Not every bullied LGBTQIA+ leaves the bigoted southern towns they were raised in as soon as they turn 18. Some because they don’t know how, can’t afford it, think they have no place to go. But some because they want to stay to work to improve conditions for the next generation and that’s work worth doing. I met an amazingly bright young lady while I was teaching in China. She could have easily used her intelligence and education to get a job and move to a great city, or even leave China which is the dream of so many there. Instead, she told me her dream was to go back to her tiny village where people don’t even have indoor plumbing and teach at the local elementary school to give the next generation a better chance. Wow.
There are people in my life I thought were worth fighting for.
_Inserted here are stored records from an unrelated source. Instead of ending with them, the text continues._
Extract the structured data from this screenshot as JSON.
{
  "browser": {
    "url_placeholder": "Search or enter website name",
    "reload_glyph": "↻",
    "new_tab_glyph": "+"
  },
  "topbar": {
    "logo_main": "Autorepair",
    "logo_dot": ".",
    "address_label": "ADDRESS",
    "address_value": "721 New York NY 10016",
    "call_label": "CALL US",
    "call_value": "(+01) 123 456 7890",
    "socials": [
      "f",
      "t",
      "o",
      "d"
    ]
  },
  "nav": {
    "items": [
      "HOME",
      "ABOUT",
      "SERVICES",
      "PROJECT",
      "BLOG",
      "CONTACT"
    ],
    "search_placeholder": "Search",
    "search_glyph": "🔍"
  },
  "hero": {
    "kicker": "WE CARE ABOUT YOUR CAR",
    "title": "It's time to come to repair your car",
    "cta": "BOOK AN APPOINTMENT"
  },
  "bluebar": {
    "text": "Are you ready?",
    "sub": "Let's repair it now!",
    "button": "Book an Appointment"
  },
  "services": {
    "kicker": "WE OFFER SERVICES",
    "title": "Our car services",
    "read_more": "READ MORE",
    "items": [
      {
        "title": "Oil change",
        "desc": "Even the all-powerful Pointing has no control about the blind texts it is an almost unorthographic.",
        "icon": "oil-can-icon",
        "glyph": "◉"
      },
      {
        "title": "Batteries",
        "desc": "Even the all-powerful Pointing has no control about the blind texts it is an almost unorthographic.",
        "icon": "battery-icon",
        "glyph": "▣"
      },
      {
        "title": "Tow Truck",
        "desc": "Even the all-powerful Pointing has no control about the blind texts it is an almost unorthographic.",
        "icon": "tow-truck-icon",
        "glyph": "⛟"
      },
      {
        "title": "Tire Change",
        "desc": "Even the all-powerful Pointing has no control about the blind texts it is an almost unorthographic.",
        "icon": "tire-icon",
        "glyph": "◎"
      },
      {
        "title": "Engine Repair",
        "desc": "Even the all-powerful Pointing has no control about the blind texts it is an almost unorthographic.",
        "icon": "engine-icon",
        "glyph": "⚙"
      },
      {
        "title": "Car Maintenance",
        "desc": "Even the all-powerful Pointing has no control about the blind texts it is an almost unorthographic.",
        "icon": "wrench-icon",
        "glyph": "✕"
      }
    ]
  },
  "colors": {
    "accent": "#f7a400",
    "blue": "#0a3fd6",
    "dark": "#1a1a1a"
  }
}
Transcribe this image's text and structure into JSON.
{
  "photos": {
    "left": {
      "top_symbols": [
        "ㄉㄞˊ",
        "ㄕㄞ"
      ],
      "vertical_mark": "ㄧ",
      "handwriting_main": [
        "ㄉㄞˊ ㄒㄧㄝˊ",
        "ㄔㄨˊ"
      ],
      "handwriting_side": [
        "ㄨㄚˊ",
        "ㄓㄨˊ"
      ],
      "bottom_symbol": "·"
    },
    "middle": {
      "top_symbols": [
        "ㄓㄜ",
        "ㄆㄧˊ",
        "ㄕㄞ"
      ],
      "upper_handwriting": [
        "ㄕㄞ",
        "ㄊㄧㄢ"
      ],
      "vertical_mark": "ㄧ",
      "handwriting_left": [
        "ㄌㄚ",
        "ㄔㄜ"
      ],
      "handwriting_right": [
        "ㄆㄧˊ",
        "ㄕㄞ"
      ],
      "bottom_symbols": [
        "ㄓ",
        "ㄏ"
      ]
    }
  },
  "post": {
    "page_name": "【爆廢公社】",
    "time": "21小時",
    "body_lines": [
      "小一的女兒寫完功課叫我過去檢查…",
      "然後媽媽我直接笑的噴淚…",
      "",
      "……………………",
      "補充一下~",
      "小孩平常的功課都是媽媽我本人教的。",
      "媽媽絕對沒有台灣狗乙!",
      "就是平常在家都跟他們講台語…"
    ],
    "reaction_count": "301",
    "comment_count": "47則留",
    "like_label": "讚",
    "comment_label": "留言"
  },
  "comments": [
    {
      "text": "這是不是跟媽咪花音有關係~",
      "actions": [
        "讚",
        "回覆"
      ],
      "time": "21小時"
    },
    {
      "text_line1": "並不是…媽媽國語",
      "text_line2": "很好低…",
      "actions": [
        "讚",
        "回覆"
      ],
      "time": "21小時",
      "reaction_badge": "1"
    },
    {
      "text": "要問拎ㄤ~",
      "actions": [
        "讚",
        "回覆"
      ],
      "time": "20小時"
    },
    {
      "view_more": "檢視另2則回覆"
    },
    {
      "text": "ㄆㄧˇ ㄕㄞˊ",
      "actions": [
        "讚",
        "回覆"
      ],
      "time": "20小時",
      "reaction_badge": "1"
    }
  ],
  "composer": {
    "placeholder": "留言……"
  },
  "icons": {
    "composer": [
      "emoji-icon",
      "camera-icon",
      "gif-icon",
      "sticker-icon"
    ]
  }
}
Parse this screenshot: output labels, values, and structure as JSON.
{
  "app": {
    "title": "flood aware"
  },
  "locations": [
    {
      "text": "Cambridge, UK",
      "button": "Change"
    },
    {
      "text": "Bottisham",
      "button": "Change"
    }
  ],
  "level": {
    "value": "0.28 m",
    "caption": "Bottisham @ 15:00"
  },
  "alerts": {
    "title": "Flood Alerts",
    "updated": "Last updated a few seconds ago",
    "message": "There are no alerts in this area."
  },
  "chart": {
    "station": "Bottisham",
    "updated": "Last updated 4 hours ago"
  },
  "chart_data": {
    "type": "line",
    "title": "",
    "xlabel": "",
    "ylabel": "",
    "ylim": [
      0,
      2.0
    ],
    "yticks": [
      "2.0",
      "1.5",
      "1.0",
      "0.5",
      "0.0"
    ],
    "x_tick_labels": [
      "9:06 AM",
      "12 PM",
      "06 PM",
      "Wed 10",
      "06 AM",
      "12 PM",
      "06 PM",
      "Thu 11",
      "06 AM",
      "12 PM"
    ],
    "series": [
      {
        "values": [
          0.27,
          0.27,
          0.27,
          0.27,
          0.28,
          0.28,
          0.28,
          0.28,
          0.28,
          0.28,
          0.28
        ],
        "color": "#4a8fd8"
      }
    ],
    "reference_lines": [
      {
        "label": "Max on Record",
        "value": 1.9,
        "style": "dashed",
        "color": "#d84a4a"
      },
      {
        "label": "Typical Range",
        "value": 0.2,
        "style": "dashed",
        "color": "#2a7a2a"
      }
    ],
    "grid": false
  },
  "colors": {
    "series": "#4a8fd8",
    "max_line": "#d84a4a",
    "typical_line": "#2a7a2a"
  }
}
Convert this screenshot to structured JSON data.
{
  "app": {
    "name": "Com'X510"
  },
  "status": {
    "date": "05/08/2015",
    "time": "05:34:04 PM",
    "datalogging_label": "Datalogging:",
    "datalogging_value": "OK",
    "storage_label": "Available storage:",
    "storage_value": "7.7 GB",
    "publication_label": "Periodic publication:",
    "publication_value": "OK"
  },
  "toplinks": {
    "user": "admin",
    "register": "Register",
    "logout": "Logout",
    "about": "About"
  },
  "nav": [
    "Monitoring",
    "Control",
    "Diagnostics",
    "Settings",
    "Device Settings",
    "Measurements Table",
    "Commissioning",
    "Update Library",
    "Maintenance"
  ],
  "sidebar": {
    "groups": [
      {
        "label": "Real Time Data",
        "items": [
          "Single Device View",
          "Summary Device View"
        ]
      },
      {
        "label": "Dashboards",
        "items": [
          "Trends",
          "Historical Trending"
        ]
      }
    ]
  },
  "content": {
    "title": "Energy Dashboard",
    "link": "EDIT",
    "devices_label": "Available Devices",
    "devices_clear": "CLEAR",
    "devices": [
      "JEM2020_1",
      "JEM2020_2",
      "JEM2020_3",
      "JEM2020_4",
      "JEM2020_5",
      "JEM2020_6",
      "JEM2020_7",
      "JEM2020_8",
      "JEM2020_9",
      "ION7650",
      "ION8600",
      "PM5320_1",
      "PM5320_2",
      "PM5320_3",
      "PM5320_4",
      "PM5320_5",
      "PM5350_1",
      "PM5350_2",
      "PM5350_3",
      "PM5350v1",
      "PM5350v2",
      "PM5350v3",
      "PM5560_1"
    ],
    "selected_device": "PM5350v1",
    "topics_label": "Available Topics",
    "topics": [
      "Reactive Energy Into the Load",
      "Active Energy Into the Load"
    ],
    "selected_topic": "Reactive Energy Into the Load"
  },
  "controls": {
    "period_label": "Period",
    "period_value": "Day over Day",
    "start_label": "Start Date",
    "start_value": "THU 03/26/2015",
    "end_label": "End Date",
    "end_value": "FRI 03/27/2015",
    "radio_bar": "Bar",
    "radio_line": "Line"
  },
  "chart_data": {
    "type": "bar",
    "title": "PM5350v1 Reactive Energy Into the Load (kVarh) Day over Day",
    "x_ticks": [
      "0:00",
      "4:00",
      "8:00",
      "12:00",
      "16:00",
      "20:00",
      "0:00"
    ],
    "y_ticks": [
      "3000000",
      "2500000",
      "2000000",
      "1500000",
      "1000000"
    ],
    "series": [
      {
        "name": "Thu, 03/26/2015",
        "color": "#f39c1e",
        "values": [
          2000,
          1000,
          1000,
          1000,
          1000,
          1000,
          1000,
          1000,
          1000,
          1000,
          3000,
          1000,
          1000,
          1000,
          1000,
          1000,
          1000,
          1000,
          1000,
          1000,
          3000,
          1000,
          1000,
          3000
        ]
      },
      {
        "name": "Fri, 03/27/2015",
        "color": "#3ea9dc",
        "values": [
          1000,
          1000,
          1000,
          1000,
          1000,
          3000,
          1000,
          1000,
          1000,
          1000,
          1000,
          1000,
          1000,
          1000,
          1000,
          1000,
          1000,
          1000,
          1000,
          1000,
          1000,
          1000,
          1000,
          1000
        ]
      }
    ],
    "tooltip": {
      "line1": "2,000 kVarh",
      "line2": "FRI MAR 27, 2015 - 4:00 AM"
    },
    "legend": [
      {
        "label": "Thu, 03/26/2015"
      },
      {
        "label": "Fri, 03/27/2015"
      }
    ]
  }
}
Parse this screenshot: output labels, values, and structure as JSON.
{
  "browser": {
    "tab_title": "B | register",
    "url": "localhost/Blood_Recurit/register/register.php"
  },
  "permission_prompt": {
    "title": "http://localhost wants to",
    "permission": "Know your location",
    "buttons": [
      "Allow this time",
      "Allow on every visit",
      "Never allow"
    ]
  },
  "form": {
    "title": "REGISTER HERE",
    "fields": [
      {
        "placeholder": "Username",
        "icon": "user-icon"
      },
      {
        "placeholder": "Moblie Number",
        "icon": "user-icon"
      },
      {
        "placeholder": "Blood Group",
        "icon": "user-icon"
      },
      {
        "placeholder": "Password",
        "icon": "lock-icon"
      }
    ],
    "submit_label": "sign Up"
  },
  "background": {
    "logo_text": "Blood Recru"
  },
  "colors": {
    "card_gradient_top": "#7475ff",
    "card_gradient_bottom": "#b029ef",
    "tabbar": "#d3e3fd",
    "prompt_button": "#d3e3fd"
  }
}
I haven’t abandoned every relationship that was damaging. But I’ve made choices and worked for the ones I wanted in spite of the risk.
I’m looking really hard at America right now, because I don’t think I can passively live in the crab-bucket anymore. Right now, I’m taking a “break”, travelling around the world, but before I go back for anything longer than a vacation, I have to decide if this is a toxic relationship I have to cut loose, or if it’s a painful relationship I want to work to fix.
2017 Add on: I’m heading back to the US this summer to dispose of my stateside material goods and visit my family again. After this, I don’t think I’ll be back for a while, certainly not until there’s adequate health care and I don’t have to worry about getting stabbed to death for standing up against Islamaphobia. My mom is retiring next year, so I’m hoping she’ll be able to come out and visit me and bring my niblings along so they get to see more of the world.
That said, I’ve met several Americans who are heading home. When I asked them why, they said they felt they needed to stand up and do something about the state of things. Even when we talked about the fact that they were unlikely to ever find as good a job as we have here, let alone as good a healthcare plan, they looked sad, but resolved. I admire these people immensely and I hope that they can make a difference.
Ghandi said we have to be the change we want to see in the world, but only you can decide what that means for you.
I can’t even begin to list all of the horrible things that have happened since I first wrote this post. Increases in white supremacist violence, more restrictive laws to increase the school to prison pipeline, the Trump administration, the Paris accord withdrawal, Syria, Russia… people are scared, some feel under threat by the government’s plans to dismantle health care and other social services, and others are under threat because of the color of their skin, the god they worship, or the person they love. Don’t give up. #Resistwithcompassion.